You should pay attention to companies who’ve notified you that they’ve had information stolen, and be somewhat more wary of email that claims to be from them over the next few months. You might want to change the email address you have on file with those companies, and then be very wary of any email claiming to come from them that goes to the old email address.
But remember that just because a company hasn’t notified you, it doesn’t mean that they’ve not had your email address stolen anyway, either in this incident or another one, so be wary of any email that’s asking you for account information, or directing you to a webpage where you need to log in or provide account information. Brian Krebs has some good advice about avoiding email scams and phishing – none of which is new advice, it’s just good advice that’s being repeated in response to the media mentions of the Epsilon leak.
You might want to use more than one email address – use one to deal with just your bank, for example, so that you know anything claiming to be from your bank to any other email address is probably someone trying to scam you.
10. What shouldn’t I do?

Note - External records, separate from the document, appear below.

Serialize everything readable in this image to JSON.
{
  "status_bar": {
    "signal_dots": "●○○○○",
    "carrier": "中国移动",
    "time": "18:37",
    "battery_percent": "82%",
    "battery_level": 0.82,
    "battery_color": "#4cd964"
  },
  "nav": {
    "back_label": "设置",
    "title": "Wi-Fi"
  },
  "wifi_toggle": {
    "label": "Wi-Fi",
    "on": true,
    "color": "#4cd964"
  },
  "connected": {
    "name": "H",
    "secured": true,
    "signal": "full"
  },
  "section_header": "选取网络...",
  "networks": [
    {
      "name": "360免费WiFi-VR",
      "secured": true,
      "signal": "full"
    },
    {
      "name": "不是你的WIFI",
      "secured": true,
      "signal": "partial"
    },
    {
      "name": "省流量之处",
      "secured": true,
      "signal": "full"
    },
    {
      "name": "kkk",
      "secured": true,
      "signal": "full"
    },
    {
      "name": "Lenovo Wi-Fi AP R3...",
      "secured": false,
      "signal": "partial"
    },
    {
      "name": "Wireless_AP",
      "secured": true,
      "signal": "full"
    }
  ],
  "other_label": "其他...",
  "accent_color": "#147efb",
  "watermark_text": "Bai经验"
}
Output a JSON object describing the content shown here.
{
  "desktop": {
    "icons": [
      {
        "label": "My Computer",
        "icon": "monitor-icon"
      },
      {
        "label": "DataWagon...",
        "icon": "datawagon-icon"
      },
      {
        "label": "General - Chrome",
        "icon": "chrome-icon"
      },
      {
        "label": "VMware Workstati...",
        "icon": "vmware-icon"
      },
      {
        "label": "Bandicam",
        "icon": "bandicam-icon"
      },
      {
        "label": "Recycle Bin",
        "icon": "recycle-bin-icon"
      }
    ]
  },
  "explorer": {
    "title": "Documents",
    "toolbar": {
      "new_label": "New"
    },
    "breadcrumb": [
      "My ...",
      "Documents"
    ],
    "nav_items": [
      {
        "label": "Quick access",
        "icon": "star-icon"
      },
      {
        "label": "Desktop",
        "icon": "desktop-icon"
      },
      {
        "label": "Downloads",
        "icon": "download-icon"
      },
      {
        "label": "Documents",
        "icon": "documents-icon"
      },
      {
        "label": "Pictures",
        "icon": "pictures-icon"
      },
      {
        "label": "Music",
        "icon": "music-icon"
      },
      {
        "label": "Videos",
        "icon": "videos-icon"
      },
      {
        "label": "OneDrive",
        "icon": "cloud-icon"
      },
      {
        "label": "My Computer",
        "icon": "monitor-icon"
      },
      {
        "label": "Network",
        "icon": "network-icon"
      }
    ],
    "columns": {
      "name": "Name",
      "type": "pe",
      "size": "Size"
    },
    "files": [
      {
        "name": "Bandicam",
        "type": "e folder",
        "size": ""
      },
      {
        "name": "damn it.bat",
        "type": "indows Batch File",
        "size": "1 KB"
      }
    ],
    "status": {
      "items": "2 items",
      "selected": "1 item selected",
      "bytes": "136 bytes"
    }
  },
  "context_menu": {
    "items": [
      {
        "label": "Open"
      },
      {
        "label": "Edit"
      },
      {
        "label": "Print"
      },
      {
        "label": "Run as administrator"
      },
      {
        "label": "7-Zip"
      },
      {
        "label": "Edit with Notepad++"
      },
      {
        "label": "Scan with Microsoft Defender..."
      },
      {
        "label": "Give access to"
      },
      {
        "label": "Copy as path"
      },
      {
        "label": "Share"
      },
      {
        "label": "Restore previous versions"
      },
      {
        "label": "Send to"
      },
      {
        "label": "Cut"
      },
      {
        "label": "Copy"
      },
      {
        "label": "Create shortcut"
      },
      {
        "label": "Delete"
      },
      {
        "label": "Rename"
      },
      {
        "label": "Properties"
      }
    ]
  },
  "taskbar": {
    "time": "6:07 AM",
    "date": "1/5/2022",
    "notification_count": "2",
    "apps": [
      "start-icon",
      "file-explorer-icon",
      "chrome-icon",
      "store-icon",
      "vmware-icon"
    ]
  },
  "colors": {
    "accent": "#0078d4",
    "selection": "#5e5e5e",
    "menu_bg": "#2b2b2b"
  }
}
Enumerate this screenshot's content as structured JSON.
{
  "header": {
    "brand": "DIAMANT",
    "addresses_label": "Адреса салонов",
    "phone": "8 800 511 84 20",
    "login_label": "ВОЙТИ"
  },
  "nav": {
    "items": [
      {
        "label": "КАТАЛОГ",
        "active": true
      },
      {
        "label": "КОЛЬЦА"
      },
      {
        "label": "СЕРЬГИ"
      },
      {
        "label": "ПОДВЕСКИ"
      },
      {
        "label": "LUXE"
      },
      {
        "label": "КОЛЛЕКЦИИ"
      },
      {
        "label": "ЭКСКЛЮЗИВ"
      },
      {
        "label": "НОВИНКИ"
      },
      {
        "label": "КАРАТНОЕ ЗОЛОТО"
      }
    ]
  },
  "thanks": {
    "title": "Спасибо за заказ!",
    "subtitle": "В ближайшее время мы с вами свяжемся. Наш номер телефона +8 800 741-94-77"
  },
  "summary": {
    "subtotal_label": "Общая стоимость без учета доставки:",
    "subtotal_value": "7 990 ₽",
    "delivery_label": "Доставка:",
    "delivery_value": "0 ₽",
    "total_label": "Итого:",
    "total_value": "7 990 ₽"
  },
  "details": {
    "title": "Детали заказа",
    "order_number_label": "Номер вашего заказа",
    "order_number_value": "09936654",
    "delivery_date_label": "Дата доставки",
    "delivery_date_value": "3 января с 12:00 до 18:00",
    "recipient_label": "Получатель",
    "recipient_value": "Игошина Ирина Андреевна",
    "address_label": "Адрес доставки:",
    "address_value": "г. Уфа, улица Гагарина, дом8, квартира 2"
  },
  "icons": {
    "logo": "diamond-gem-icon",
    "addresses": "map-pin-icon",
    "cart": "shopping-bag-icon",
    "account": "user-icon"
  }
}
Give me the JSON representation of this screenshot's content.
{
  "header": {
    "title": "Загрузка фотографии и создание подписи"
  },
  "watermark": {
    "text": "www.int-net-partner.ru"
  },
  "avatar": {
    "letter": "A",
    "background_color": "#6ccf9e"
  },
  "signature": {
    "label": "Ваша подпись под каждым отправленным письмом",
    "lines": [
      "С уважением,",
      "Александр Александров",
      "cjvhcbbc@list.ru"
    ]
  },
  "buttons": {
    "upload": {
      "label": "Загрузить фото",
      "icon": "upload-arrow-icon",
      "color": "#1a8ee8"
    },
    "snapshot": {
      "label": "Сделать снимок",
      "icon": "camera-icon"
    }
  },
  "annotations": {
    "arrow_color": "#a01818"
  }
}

Don’t stop using email, personally or with companies. While I said above that email addresses get leaked all the time (and they do) only a small fraction do. For every email address I’ve given a company that’s leaked there have been a hundred that haven’t. Just don’t be too trusting of people sending you mail, and trust your instincts about it.
And don’t pay too much attention to anyone who is using this particular incident to promote their own product or to push you into major changes in behavior. Security companies and bloggers love loud, scary headlines as they tend to lead to more linking and traffic in a way that more sober, accurate reporting doesn’t.
You were at risk for phishing and spam a year ago, and you’re still at risk today. Nothing much has changed. Keep being wary of email borne scams and phishing, but keep calm and carry on.
Here you wrote the best post around about the Epsilon leak. I’d like to put an italian translation in my blog (of course linking to your post and citing you as the author) if you give me permission.
Sane, sensible, and exactly on target. In other words, what I’ve come to expect from Steve and Laura. 😉
[…] over at emailmarketingblog.it translated our blog post about Epsilon into Italian: Epsilon e la sicurezza dei dati sensibili: calma e sangue […]